In February 2018, UCL Culture announced a consultation for a proposed re-structure. The proposal is controversial for many reasons.
- In detail, the plan has many faults.
- In overall vision, the plan proposals some quite odd directions and seems quite out of step with modern university museums and public engagement.
- In terms of a consultation process, this proposal has been an embarrassing disaster. The unit did not circulate any documents associated with this consultation, and managers sharply criticised this site for posting them, citing “data protection” issues even though one the unit’s top managers agreed the documents posted were public and could be circulated.
- In terms of unit philosophy, this consultation makes a shambles of the unit’s core philosophy of engagement. “…we believe everyone throughout the university and across the communities we serve has an active part to play,” it says (manifesto). “We believe that it starts with ‘the power of open’; open to sharing and developing knowledge, open to discussion and debate and vitally, open in terms of access to that knowledge.” (Simon Cane, Director UCL Culture source)

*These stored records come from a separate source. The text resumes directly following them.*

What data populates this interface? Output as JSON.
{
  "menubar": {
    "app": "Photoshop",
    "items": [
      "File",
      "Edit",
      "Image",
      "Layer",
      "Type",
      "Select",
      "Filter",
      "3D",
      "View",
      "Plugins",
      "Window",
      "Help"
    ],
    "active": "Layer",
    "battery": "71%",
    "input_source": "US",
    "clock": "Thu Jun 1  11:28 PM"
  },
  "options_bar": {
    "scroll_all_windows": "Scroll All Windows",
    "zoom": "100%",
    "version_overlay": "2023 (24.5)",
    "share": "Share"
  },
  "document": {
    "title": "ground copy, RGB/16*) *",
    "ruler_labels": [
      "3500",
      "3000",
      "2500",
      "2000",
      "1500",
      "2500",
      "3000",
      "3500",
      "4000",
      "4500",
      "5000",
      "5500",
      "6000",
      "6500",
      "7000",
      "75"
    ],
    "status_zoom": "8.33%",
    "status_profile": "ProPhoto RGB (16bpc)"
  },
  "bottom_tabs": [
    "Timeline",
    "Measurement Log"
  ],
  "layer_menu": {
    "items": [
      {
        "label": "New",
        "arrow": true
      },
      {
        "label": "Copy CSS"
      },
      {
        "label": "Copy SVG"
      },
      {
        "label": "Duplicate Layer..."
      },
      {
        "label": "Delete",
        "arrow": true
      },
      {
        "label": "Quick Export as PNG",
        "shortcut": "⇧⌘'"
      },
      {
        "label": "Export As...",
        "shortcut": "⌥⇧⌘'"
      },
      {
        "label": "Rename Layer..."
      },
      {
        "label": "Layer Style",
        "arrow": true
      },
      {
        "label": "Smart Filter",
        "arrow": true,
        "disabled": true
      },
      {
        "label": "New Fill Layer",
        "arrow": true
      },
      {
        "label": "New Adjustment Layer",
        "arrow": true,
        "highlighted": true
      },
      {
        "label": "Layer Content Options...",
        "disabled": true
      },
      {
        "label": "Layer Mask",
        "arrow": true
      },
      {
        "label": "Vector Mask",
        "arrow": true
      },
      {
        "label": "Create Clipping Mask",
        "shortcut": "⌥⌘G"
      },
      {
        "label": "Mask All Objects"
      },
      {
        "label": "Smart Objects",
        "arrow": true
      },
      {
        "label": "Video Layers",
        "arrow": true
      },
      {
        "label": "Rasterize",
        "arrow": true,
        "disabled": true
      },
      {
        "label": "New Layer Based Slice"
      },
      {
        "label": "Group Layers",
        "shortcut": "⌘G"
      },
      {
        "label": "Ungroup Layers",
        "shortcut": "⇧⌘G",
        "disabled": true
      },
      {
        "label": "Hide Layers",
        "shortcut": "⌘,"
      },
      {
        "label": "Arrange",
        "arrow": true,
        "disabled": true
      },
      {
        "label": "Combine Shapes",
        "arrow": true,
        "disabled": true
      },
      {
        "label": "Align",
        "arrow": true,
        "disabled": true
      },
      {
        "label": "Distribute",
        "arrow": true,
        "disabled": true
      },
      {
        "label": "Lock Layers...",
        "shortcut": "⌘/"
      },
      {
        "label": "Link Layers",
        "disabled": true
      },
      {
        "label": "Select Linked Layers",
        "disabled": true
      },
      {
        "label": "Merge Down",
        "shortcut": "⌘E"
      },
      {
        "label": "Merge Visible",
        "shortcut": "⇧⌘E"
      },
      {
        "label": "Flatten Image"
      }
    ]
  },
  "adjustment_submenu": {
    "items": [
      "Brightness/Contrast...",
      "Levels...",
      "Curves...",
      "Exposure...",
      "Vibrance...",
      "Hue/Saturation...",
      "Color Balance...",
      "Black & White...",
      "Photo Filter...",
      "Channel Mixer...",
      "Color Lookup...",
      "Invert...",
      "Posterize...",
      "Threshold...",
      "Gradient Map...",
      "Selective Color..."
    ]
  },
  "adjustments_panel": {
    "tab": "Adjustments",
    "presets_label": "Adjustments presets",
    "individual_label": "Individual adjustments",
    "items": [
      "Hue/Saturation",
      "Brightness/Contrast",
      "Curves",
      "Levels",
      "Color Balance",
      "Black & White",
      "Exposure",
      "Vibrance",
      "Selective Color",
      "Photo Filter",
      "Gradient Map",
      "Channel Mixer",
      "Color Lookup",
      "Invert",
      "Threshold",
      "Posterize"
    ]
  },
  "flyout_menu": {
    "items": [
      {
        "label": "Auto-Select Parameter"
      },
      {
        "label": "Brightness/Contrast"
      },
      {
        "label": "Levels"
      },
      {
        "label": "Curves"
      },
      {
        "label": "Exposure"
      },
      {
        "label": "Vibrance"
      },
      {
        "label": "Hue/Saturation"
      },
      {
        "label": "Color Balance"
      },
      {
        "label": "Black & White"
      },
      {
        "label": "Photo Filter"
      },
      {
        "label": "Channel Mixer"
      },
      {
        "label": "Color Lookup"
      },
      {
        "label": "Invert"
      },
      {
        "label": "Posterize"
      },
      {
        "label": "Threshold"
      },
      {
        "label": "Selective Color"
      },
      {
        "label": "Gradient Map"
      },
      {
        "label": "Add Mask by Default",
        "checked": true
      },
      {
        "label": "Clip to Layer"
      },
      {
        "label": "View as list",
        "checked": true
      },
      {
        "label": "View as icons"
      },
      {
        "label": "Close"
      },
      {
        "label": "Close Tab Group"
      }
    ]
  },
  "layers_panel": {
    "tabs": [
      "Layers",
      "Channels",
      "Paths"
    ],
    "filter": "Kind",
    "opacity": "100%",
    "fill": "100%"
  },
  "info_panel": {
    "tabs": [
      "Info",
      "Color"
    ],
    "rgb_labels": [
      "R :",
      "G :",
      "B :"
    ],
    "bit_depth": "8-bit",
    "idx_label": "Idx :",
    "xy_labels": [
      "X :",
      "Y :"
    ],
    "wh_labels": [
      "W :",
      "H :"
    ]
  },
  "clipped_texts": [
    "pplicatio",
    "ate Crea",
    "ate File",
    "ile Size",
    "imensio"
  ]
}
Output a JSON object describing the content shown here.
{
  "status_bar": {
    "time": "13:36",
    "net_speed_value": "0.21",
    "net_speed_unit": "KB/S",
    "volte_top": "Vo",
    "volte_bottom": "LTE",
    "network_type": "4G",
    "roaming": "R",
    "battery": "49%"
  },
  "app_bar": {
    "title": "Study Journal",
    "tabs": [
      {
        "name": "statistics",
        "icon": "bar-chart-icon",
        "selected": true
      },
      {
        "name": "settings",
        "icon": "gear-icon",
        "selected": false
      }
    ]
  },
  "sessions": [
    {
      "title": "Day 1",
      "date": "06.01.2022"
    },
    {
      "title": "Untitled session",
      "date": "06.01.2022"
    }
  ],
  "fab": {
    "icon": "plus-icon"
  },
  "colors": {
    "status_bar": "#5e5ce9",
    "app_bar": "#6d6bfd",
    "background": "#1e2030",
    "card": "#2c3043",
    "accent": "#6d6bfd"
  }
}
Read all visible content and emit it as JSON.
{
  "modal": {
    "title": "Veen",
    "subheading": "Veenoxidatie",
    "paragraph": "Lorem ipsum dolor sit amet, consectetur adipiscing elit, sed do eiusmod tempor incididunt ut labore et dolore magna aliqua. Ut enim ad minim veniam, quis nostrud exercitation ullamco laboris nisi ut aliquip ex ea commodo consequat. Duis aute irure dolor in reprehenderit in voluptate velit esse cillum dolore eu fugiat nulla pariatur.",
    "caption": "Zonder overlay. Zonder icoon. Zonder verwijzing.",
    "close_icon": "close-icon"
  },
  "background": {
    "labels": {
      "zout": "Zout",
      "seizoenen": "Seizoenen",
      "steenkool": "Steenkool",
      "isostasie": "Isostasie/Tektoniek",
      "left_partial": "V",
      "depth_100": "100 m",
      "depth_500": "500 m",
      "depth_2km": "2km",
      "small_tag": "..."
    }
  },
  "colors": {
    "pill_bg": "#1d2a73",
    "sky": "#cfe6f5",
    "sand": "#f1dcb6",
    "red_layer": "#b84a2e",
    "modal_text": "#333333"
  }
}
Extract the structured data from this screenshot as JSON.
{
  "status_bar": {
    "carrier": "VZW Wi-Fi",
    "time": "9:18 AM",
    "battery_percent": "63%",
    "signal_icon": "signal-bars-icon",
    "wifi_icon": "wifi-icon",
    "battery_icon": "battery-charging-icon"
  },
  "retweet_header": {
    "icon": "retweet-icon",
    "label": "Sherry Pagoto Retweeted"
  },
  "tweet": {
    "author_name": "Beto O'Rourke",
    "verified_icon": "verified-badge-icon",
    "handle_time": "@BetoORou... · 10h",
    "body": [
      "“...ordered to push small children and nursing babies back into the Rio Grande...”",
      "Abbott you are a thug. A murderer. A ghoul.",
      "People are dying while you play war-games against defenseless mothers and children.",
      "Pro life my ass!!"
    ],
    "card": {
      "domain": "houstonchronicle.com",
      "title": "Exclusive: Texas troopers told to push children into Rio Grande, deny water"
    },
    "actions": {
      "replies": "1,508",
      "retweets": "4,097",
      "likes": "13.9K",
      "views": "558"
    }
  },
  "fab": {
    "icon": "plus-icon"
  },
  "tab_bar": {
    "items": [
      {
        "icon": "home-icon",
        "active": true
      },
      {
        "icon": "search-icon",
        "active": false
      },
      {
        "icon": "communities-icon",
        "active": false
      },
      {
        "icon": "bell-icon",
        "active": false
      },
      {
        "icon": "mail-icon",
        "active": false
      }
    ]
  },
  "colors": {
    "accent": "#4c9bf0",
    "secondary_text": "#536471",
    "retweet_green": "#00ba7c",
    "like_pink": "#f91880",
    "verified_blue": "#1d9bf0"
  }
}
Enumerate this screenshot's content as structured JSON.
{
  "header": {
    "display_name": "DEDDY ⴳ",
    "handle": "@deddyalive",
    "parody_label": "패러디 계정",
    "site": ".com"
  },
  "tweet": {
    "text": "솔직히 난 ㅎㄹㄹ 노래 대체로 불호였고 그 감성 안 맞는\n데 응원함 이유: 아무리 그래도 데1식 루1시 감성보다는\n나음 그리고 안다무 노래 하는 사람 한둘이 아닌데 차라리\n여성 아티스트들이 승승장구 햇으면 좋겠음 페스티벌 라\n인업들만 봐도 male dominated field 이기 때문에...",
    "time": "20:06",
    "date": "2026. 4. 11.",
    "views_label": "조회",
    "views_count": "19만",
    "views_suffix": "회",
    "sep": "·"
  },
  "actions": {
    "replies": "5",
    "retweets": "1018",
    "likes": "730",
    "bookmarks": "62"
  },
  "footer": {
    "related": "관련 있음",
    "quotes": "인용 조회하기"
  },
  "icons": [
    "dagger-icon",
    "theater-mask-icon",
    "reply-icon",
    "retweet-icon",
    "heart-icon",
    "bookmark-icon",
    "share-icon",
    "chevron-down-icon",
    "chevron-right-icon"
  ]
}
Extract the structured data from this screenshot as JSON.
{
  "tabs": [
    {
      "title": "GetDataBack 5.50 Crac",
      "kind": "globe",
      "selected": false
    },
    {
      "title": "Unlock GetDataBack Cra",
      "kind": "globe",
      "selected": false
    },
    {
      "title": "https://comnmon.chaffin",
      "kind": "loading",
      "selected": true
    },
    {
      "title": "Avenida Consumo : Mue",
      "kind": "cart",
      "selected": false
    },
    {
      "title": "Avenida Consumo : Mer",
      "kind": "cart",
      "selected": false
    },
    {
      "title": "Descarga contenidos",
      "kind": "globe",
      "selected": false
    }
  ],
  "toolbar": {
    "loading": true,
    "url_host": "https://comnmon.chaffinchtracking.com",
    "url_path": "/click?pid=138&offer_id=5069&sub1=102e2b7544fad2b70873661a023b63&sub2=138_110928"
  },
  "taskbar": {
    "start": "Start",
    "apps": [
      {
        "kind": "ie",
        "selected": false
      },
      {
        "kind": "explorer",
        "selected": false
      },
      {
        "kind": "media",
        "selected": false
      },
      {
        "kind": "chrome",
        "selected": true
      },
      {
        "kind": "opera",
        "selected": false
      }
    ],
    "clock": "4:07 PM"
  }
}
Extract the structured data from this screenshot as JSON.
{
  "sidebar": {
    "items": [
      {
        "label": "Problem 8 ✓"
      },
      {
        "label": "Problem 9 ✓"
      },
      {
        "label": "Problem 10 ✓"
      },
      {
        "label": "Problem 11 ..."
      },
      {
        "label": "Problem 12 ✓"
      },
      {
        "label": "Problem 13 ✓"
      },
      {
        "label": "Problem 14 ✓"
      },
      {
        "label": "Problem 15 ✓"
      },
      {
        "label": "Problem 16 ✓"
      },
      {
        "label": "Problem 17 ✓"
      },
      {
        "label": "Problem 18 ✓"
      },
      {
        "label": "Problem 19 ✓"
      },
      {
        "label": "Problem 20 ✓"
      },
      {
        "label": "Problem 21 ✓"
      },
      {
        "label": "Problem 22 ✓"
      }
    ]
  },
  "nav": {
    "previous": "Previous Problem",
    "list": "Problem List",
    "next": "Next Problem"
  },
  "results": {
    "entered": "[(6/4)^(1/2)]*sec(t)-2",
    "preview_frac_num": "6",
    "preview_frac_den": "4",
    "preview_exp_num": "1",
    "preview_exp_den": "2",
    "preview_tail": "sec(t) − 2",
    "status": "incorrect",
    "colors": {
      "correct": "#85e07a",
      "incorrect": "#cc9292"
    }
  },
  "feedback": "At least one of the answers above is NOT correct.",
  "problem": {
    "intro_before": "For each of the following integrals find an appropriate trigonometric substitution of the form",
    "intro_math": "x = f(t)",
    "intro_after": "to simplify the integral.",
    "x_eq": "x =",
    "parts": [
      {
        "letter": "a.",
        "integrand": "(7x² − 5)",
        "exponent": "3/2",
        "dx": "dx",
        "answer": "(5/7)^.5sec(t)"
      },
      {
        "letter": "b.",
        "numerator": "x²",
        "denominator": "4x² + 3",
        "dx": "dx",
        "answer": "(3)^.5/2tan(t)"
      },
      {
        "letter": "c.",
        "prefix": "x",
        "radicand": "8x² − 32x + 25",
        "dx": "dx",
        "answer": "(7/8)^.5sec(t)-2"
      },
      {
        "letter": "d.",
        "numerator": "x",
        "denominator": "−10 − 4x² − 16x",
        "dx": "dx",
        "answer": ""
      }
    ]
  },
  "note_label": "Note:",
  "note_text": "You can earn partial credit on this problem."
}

Seems the UCL restructure is a consultation where outsiders aren’t supposed to know what’s going on. It’s a process where outsiders don’t get a say. After reading the proposal, hundreds of people realised why that might be so: this is a terrible plan and it shouldn’t be implemented. Seems this consultation is a process where power has been held firmly by a small team who think they know best. The very best the managers have said about engagement has been that university executives were “informed and supplied” with a business case. How is this the power of “open” with the community?
Original proposal widely and fully criticised. 13 February 2018 proposal was criticised in an avalanche of letters submitted to the consultation project. How many is an avalanche? The unit has not disclosed. I’ve seen more than 270 letters submitted by stakeholders who have criticised the proposal and recommended rejection. These were copied to me on submission. It’s fair to say, this community think the proposal should be rejected.
End of consultation period. 13 March 2018. This rather odd consultation process ran for only 30 days. The unit’s managers chose to postpone decisions until the end of April.
Decision making. end of April 2018. With a month of pause passing, decisions are starting to emerge. What’s most disconcerting is that there appears to be a plan about to be implemented, not acceptance by management that they got this wrong and they need to consult stakeholders widely. Was the postponement merely part of a delaying tactic? Is there a strategy to announce what amounts to cosmetic changes so as to blow smoke over the fundamental and structural concerns raised about this proposal?
We wait and see.